SSMJ 6.4 - Resources
Maternal Health and Family Planning
Facts for Family Planning: A New Tool for Family Planning Knowledge and Awareness
Facts for Family Planning is a new publication that presents a comprehensive collection of key information and messages for anyone who communicates to others about family planning. This booklet is a helpful resource for project staff who wants to increase their knowledge and awareness for family planning and will help to ensure that family planning messages are accurate and reflect the most current and updated information.
Containing 10 easy-to-read chapters on important family planning topics such as delaying first pregnancy, spacing pregnancies, understanding fertility, and family planning methods, with special chapters focused on unmarried youth and HIV/AIDS, Facts for Family Planning can be a useful tool for counselors, social workers, community health outreach workers, teachers, religious leaders, or others working in developing country settings. Furthermore, program directors and managers can use this information as a guide in the development of training materials, communication messages, and other program-related activities.
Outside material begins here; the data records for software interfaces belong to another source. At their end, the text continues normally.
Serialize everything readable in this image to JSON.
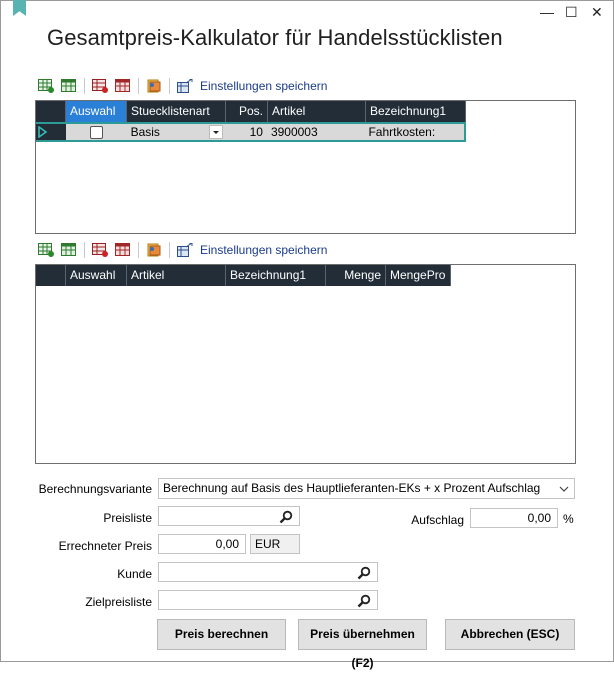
{
  "window": {
    "title": "Gesamtpreis-Kalkulator für Handelsstücklisten",
    "minimize_glyph": "—",
    "maximize_glyph": "☐",
    "close_glyph": "✕"
  },
  "toolbar_top": {
    "save_settings": "Einstellungen speichern"
  },
  "toolbar_bottom": {
    "save_settings": "Einstellungen speichern"
  },
  "grid_top": {
    "columns": [
      "Auswahl",
      "Stuecklistenart",
      "Pos.",
      "Artikel",
      "Bezeichnung1"
    ],
    "rows": [
      {
        "auswahl": false,
        "stuecklistenart": "Basis",
        "pos": "10",
        "artikel": "3900003",
        "bezeichnung1": "Fahrtkosten:"
      }
    ]
  },
  "grid_bottom": {
    "columns": [
      "Auswahl",
      "Artikel",
      "Bezeichnung1",
      "Menge",
      "MengePro"
    ],
    "rows": []
  },
  "form": {
    "berechnungsvariante_label": "Berechnungsvariante",
    "berechnungsvariante_value": "Berechnung auf Basis des Hauptlieferanten-EKs + x Prozent Aufschlag",
    "preisliste_label": "Preisliste",
    "preisliste_value": "",
    "aufschlag_label": "Aufschlag",
    "aufschlag_value": "0,00",
    "aufschlag_unit": "%",
    "errechneter_preis_label": "Errechneter Preis",
    "errechneter_preis_value": "0,00",
    "currency": "EUR",
    "kunde_label": "Kunde",
    "kunde_value": "",
    "zielpreisliste_label": "Zielpreisliste",
    "zielpreisliste_value": ""
  },
  "buttons": {
    "preis_berechnen": "Preis berechnen",
    "preis_uebernehmen": "Preis übernehmen (F2)",
    "abbrechen": "Abbrechen (ESC)"
  },
  "colors": {
    "accent_teal": "#2c9a96",
    "header_dark": "#222d38",
    "header_selected": "#2a7fd6",
    "link_blue": "#1a3b8c"
  }
}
You may download individual chapters or a complete PDF of all chapters. To order single and multiple print copies, email [email protected] or fill out the order form.
Review of Effectiveness of community health workers delivering preventive interventions for maternal and child health in low- and middle-income countries
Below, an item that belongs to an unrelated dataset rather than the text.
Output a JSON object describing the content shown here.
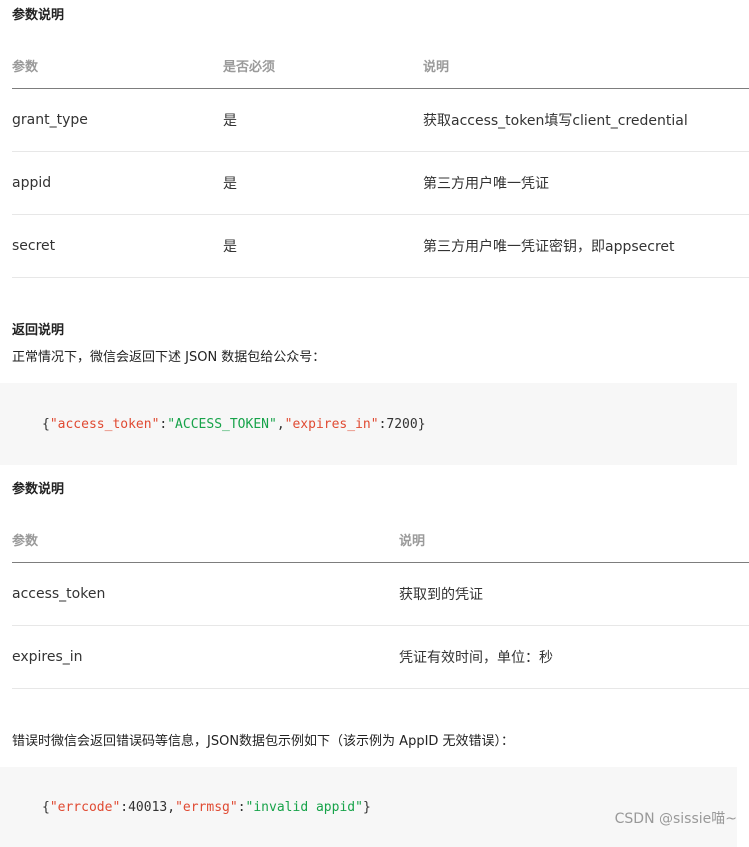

This review found moderate evidence that community health workers are effective in delivering preventive interventions for maternal and child health in low- and middle-income countries.
Evidence suggests several strategies that should be explored, including combining hygiene education with breastfeeding interventions with the prospect of reducing diarrhoea rates in infants, using visual aids, which can be left with the mother as educational tools, and specifically targeting health messages. Variations in interventions, training and outcomes make it difficult to compare all included studies, however some important findings emerged from this research:
- Community health workers are effective at increasing acceptability of mother-performed practices, such as skin-to-skin care and exclusive breastfeeding.
- Community health workers are capable of providing interventions beyond their traditional scope and with more intense training, such as those of a psychosocial nature or delivering scheduled intermittent preventive treatment for malaria. 3. - Community health workers are effective in delivering health promotion or education, especially with simple, targeted messages. The use of visual aides may also be very valuable in relaying these messages.
Reference: Brynne Gilmore & Eilish Mcauliffe. Effectiveness of community health workers delivering preventive interventions for maternal and child health in low- and middle-income countries: a systematic review. BMC Public Health 2013, 13:847 doi:10.1186/1471-2458-13-847 http://www.biomedcentral.com/1471-2458/13/847/abstract
[from HIFA 2015]
National, regional, and global rates and trends in contraceptive prevalence and unmet need for family planning between 1990 and 2015: a systematic and comprehensive analysis
Expansion of access to contraception and reduction of unmet need for family planning are key components to improve reproductive health. This study estimated and projected indicators of contraceptive prevalence and unmet need for family planning from 1990 to 2015.
Using data from from nationally representative surveys, for married women aged 15—49 years, it was found that the worldwide, contraceptive prevalence increased from 54·8% in 1990 to 63·3% in 2010, and unmet need for family planning decreased from 15·4% in 1990 to 12·3% in 2010. In 2010, 146 million women had an unmet need for family planning. The absolute number of married women who either use contraception or who have an unmet need for family planning is projected to grow from 900 million in 2010 to 962 million in 2015, and will increase in most developing countries.
Ref: The Lancet, Online Publication, 12 March 2013. doi:10.1016/S0140-6736(12)62204-1
Malaria Conference in Durban
According to WHO 2010 statistics, malaria caused an estimated 660 000 deaths with 95% of these occurring in Africa. Together DR Congo and Nigeria, Africa's most populous nations, account for more than 40% of the global deaths.
Although some countries are moving towards malaria elimination, this background statistic was in the minds of researchers at the 6th Multilateral Initiative in Malaria (MIM) Pan-African Conference in held Durban in October. They said that control and surveillance efforts need to be sustained to prevent a resurgence in malaria cases and deaths. Speakers pointed out that malaria elimination requires major changes in thinking—to include targeting of asymptomatic carriers of sub-microscopic parasite densities, and strengthening surveillance. Sharing available data and tools, using limited resources better, and networking are crucial to malaria elimination.
Neurology in Africa
A downloadable, free book by William Howlett, 2012 is at http://www.uib.no/cih/en/resources/neurology-in-africa. It is also available in the open research archive BORA.
Evidence Based Health Care Newsletter
Produced by the International Society for Evidence Based Health Care - see